» What you have to do
Check each line of the material below for the string "icon", then report how many lines have it, and nothing else.

[Start of Attachment]

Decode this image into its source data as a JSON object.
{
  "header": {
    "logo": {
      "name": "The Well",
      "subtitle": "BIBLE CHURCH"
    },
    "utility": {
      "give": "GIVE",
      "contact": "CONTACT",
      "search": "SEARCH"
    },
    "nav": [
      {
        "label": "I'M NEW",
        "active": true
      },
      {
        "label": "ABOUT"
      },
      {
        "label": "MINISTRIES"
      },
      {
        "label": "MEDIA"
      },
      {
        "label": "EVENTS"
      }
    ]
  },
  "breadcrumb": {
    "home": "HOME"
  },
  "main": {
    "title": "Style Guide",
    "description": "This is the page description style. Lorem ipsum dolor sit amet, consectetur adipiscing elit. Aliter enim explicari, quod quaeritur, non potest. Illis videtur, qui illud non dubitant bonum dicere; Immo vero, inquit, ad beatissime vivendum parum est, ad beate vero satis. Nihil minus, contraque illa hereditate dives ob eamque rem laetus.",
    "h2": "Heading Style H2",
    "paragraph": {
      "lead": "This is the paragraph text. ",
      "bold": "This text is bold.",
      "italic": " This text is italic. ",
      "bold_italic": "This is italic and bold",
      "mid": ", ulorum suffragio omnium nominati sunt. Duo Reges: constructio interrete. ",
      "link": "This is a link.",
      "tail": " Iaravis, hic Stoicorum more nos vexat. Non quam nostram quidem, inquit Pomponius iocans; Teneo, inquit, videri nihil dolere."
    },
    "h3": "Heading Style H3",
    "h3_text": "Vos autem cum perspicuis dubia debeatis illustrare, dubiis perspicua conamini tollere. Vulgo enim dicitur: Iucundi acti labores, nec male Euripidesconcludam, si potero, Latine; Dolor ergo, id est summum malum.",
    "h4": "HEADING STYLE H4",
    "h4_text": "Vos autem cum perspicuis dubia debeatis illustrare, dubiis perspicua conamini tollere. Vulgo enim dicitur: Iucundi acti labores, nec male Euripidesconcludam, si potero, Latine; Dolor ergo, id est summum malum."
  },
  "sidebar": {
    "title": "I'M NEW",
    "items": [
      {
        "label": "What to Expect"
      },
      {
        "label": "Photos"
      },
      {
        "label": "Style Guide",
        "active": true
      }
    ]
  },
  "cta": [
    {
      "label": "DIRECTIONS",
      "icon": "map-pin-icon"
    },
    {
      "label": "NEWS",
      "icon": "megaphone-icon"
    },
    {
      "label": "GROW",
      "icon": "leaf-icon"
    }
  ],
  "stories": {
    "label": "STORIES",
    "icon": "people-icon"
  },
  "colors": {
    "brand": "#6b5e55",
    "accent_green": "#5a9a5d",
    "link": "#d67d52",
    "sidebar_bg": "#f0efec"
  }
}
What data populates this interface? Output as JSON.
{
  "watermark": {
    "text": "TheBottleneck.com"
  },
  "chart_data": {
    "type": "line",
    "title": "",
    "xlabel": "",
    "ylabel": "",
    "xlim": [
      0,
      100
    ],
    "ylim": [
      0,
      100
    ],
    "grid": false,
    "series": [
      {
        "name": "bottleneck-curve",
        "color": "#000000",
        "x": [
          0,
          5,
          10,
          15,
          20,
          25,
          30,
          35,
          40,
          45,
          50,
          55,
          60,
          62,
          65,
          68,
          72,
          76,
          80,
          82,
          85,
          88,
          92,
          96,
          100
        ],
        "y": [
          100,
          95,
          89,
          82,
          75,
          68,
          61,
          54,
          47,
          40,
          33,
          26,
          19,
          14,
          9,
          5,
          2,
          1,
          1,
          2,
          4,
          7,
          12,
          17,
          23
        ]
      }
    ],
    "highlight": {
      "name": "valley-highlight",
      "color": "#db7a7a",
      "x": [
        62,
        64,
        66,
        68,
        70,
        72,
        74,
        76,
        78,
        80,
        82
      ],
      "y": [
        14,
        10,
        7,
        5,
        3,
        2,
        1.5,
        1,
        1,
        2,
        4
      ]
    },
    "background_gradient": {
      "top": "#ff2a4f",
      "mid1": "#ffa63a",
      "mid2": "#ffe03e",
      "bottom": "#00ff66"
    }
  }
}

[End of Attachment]

» Expected answer
4